From loss of life to extensive and expensive damage to property and the local economy, severe weather is always a major risk.

There is a level of uncertainty in predicting extreme weather conditions for any given area, and that is why you should be prepared to protect yourself against any natural or man-caused disaster.

Severe weather can happen anytime and can include hazardous conditions produced by thunderstorms, including damaging winds, tornadoes, large hail, flash flooding, and winter storms associated with freezing rain, sleet, snow and strong winds.

Disasters can strike quickly and sometimes without warning, and can force you to evacuate your home or neighborhood, or even confine you to your home for a long period of time.

“We as an agency are getting ready and we want the citizens to do their part and be ready as well,” says Robert Pena, public affairs officer at Lancaster Emergency Management Agency.

While Pennsylvania doesn’t have a coastline, hurricanes, tropical storms, tornados, floods and their remnants still cause problems throughout the state, ravaging properties, disrupting the power supply and endangering residents.

According to the Pennsylvania Emergency Management Agency, flooding is the most frequent and damaging natural disaster that occurs throughout the state because many communities are located along waterways.

“We get so much rain that the ground gets saturated, and the water doesn’t have anywhere to go,” says Pena.

Fire hazards are rated the third most severe of man-caused disasters. Fires in residential, commercial or industrial areas cause the most extensive property loss.

What would you do if basic services like water, food, gas, electricity or telephones were cut off?

Local officials and relief workers will be ready to assist after a disaster, but they cannot reach everyone right away. If disaster strikes, you need to know how to take care of yourself and your family.

“Be prepared to be on your own for at least three days,” says Pena. “Have enough supply of food and water. That’s one gallon per person per day, food that doesn’t require extensive cooking or doesn’t need to be heated at all.”

The thought of a natural disaster can be stressful and frightening, but you can prepare yourself and your family by being informed, planning ahead and taking action.

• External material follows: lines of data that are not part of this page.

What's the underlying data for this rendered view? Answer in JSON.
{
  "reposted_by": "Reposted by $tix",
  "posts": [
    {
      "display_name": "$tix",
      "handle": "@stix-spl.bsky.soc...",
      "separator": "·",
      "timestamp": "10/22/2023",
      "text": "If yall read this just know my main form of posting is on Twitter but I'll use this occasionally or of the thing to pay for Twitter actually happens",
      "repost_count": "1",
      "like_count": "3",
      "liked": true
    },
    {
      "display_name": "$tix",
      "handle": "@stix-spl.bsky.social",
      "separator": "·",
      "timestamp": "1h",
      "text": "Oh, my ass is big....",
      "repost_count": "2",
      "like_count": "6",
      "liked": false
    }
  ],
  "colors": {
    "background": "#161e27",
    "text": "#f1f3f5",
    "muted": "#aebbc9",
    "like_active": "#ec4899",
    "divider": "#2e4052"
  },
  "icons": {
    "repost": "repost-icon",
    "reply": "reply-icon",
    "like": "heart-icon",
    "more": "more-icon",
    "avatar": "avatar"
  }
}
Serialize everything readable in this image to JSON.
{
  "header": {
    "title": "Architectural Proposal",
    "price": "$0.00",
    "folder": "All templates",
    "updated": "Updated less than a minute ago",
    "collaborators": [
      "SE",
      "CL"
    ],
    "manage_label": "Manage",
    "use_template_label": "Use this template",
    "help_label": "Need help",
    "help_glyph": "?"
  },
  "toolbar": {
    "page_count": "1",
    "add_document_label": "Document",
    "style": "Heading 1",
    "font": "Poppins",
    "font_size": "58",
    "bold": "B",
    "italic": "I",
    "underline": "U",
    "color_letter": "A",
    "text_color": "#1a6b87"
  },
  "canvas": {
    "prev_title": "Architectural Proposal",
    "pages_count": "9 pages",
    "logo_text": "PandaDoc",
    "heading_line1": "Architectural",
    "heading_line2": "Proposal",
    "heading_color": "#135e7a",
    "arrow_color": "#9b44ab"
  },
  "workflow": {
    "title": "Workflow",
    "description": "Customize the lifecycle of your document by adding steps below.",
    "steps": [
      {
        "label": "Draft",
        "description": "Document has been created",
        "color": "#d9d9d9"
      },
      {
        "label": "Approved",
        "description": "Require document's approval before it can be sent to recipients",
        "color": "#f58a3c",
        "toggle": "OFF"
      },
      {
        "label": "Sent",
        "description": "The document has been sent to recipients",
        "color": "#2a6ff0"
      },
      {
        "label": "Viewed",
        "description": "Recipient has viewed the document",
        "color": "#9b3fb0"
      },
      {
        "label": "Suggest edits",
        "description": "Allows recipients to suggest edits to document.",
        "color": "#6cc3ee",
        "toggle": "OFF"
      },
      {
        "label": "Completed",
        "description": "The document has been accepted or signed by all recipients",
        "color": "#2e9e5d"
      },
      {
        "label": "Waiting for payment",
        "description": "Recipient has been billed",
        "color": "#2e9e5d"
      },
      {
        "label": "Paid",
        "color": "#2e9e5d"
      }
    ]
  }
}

Get ready NOW

  • Pay attention to weather reports. Heed the warnings of local or state officials, and evacuate the area if necessary.
  • If you are under a tornado or flood warning, find safe shelter right away. Personal safety should be your primary concern during hazardous conditions.
  • Make a family emergency plan; sign up for emergency alerts and review evacuation zones and routes.
  • Know the types of flood risk in your area. Keep important documents in a waterproof container. Create password-protected digital copies.
  • Protect your property. Move valuables to higher levels. Declutter drains and gutters. Install check valves. Consider a sump pump with a battery.
  • Have disaster supply kits ready. Gather supplies in case you have to leave immediately, or if services are cut off. Keep in mind each person’s specific needs, including medication. Don’t forget the needs of pets. Obtain extra batteries and charging devices for phones and other critical equipment.
  • When thunder roars, go indoors. A sturdy building is the safest place to be during a thunderstorm. While indoors, avoid running water or using landline phones. Electricity can travel through plumbing and phone lines. If you are boating or swimming, get to land and find a sturdy, grounded shelter or vehicle immediately. Do not touch anything metal.
  • Be aware of the risk of electrocution. Do not touch electrical equipment if it is wet or if you are standing in water. If it is safe to do so, turn off the electricity to prevent electric shock.
  • Avoid wading in floodwater, which can contain dangerous debris and be contaminated. Underground or downed power lines can also electrically charge the water.
  • Never use generators, grills, camp stoves or other gasoline, propane, natural gas or charcoal-burning devices inside, or even outside near an open window.



  • Keep listening to EAS, NOAA Weather Radio, and local authorities for updated information.
  • Stay clear of fallen power lines or broken utility lines.
  • Do not enter damaged buildings until you are told that they are safe. Structures can sustain damage from high winds, flooding and storm-carried debris during a storm event.
  • Save your phone calls for emergencies. Phone systems are often down or busy after a disaster. Use text messaging or social media to communicate with family and friends.
  • Be careful during clean up. Wear thick-soled shoes, long pants and work gloves.
Sources: Lancaster Emergency Management Agency, Pennsylvania Emergency Management Agency, NOAA, Ready.gov, Center for Science Education